## [Goal of the exercise]
Select all lines in the records that include "ClassAnnotationController".

(Recorded data begins)

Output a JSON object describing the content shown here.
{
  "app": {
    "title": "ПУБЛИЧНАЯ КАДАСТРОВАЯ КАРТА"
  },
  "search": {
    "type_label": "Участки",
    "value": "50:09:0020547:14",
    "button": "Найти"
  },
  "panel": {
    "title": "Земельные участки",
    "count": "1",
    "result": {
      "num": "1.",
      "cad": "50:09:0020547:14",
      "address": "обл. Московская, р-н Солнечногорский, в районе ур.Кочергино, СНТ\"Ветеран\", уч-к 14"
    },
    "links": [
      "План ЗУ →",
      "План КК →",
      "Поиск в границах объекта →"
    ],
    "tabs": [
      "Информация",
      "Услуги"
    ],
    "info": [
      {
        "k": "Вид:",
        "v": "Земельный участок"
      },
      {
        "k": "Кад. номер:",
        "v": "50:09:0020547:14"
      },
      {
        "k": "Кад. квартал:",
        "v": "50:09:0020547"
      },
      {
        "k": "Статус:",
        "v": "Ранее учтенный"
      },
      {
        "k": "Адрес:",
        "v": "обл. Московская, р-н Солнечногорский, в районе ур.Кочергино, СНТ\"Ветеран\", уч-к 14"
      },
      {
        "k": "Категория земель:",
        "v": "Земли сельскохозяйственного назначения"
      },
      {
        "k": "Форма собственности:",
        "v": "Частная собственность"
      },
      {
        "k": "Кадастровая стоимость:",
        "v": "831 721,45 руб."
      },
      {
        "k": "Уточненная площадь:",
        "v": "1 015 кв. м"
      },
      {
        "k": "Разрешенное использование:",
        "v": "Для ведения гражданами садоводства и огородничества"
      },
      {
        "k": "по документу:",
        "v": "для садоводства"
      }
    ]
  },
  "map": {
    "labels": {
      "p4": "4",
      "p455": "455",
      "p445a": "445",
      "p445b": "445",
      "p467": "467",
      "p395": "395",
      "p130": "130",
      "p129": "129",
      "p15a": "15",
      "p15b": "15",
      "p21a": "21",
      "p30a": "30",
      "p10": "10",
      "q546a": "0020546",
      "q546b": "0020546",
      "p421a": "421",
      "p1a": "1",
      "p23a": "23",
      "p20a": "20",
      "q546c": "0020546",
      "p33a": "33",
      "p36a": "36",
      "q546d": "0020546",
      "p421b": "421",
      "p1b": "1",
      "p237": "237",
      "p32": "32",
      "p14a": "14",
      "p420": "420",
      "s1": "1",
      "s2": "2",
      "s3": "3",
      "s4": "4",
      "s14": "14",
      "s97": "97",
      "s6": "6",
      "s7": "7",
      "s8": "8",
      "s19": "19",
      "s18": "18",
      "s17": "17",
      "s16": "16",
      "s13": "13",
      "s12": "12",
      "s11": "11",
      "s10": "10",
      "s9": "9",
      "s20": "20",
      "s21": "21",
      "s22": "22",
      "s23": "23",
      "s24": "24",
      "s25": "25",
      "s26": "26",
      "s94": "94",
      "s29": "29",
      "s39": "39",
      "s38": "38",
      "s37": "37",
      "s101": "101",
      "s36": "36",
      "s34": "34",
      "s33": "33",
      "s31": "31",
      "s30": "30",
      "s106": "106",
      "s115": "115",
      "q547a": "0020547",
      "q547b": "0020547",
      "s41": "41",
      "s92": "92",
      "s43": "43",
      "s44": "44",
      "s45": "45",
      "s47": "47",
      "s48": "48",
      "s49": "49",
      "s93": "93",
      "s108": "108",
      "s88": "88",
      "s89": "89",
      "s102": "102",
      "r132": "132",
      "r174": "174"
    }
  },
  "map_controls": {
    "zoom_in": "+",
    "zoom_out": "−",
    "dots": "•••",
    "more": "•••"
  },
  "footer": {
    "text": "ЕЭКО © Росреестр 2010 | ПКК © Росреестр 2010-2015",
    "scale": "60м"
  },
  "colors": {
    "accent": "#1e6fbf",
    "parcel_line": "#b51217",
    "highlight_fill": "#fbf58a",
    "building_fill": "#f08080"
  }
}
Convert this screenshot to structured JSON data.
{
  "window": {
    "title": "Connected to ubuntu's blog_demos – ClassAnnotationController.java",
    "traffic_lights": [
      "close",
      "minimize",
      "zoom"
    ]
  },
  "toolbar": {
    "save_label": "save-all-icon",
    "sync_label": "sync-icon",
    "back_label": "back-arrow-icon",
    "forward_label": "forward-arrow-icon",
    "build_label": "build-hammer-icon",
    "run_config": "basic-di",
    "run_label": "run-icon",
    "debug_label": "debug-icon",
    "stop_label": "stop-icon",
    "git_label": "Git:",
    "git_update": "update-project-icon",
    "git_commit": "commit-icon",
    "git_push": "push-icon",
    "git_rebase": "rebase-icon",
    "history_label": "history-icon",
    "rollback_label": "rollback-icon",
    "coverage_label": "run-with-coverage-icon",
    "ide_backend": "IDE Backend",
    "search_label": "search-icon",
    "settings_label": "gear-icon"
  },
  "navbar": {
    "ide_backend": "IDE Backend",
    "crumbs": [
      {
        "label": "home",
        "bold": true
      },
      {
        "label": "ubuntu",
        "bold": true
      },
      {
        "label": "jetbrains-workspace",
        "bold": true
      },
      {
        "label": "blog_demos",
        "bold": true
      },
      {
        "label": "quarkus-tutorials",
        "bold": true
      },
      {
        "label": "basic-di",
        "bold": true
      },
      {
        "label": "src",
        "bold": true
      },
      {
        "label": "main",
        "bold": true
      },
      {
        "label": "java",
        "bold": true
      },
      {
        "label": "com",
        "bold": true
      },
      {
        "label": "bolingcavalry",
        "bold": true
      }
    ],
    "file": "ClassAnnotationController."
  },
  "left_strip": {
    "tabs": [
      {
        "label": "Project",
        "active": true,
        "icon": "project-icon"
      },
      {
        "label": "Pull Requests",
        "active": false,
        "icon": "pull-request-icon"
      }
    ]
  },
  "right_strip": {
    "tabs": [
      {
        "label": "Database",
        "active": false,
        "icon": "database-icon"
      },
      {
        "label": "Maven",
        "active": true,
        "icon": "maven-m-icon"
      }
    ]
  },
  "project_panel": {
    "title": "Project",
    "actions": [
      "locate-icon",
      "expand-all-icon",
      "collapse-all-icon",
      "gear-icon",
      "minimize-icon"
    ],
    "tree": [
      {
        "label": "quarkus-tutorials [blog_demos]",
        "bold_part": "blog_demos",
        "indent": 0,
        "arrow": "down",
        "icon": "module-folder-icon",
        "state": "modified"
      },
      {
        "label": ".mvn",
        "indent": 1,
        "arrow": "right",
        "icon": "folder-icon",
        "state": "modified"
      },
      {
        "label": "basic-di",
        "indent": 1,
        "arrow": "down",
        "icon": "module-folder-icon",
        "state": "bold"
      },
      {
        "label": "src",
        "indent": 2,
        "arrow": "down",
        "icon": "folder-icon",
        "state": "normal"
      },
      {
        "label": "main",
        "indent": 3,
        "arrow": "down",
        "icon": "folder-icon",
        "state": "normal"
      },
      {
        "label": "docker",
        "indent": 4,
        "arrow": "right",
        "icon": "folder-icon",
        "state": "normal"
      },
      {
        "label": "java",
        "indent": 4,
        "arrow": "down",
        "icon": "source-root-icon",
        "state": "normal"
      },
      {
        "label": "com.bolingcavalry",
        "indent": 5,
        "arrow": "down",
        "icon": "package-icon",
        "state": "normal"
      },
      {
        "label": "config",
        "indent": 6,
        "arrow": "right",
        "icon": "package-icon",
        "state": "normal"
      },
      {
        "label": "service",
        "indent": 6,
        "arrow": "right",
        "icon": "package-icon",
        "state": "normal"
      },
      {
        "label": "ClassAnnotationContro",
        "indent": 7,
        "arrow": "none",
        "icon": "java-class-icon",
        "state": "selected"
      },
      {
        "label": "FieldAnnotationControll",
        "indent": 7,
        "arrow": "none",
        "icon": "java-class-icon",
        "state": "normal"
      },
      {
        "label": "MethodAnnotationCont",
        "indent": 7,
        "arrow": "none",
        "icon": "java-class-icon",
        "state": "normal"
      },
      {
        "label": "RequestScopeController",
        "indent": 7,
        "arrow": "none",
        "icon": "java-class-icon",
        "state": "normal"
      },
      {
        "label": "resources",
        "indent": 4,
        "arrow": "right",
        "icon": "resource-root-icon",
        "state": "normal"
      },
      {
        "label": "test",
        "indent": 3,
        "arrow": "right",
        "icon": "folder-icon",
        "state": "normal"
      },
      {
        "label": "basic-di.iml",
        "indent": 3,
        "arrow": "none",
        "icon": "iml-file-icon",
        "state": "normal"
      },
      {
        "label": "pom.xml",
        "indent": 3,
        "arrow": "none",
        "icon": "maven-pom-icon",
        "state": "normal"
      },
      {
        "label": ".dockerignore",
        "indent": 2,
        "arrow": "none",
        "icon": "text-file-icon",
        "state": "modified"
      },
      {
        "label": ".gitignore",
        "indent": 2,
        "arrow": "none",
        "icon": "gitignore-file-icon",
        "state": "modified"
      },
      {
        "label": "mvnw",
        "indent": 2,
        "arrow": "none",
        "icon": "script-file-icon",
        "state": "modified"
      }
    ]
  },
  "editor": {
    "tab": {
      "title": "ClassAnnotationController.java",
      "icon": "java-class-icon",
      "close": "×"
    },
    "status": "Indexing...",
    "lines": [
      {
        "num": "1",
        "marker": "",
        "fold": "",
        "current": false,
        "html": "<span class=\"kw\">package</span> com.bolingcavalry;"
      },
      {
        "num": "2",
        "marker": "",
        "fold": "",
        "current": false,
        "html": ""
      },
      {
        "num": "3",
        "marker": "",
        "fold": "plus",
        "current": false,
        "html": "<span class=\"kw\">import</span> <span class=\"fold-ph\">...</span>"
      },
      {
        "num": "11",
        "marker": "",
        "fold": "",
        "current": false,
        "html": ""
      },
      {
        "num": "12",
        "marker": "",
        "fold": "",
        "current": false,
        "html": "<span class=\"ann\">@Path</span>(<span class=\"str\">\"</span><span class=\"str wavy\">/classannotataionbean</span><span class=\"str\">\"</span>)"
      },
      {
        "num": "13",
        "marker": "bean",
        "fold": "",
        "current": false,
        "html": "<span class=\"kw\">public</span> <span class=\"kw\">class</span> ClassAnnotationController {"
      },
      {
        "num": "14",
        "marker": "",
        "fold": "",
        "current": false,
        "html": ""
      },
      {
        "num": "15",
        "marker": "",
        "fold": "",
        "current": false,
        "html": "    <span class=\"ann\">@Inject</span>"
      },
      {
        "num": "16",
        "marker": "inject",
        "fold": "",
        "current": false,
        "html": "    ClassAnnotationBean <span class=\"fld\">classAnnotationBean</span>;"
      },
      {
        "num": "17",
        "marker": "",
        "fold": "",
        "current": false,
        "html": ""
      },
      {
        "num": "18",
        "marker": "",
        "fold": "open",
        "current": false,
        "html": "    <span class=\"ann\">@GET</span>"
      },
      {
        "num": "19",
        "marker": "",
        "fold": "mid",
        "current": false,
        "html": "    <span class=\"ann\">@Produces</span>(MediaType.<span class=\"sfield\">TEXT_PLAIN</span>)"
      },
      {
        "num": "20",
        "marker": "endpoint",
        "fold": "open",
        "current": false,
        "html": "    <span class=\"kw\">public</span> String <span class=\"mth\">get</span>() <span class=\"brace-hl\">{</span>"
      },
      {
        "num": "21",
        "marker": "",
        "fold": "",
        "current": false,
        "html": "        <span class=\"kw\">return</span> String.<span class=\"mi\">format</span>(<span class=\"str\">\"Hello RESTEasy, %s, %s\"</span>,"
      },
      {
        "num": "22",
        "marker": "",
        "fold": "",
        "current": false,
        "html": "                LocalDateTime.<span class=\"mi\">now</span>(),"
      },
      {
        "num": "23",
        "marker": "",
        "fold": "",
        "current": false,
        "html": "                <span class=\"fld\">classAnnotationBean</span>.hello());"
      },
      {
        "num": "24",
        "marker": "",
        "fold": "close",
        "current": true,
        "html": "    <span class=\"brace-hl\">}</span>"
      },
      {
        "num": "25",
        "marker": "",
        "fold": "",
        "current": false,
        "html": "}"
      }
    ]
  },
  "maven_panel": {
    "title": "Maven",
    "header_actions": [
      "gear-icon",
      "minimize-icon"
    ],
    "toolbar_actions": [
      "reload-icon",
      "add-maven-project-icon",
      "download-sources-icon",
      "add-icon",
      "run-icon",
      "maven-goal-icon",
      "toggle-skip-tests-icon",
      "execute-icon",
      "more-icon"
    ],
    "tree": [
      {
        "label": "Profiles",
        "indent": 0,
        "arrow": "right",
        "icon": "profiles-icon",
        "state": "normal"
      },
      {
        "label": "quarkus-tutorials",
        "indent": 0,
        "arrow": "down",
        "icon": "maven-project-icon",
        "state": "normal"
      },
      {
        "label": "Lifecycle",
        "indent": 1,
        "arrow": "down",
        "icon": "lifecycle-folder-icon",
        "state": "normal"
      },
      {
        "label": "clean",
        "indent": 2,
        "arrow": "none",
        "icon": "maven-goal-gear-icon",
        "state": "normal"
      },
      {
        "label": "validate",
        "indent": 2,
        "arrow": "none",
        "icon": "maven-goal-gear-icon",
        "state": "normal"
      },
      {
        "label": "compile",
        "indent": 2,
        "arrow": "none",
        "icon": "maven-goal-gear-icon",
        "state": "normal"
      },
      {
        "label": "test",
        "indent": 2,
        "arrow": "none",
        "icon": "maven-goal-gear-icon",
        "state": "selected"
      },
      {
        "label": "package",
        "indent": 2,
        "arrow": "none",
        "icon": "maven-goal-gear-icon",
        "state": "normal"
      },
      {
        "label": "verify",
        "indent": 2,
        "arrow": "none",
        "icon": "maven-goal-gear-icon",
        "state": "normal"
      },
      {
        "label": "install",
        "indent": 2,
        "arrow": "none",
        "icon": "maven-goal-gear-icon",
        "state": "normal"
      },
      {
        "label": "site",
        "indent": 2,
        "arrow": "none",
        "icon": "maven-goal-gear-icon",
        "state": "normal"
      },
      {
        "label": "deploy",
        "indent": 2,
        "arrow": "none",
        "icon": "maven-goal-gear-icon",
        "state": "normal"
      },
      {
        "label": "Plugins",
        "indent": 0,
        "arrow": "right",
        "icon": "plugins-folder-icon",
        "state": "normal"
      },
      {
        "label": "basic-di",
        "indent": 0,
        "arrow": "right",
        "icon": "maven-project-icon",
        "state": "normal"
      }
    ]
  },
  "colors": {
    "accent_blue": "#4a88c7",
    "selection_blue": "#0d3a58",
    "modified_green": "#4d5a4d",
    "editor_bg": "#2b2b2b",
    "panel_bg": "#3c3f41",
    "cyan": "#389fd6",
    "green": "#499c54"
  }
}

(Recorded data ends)

## [Solution for this task]
    "title": "Connected to ubuntu's blog_demos – ClassAnnotationController.java",
    "file": "ClassAnnotationController."
      "title": "ClassAnnotationController.java",
        "html": "<span class=\"kw\">public</span> <span class=\"kw\">class</span> ClassAnnotationController {"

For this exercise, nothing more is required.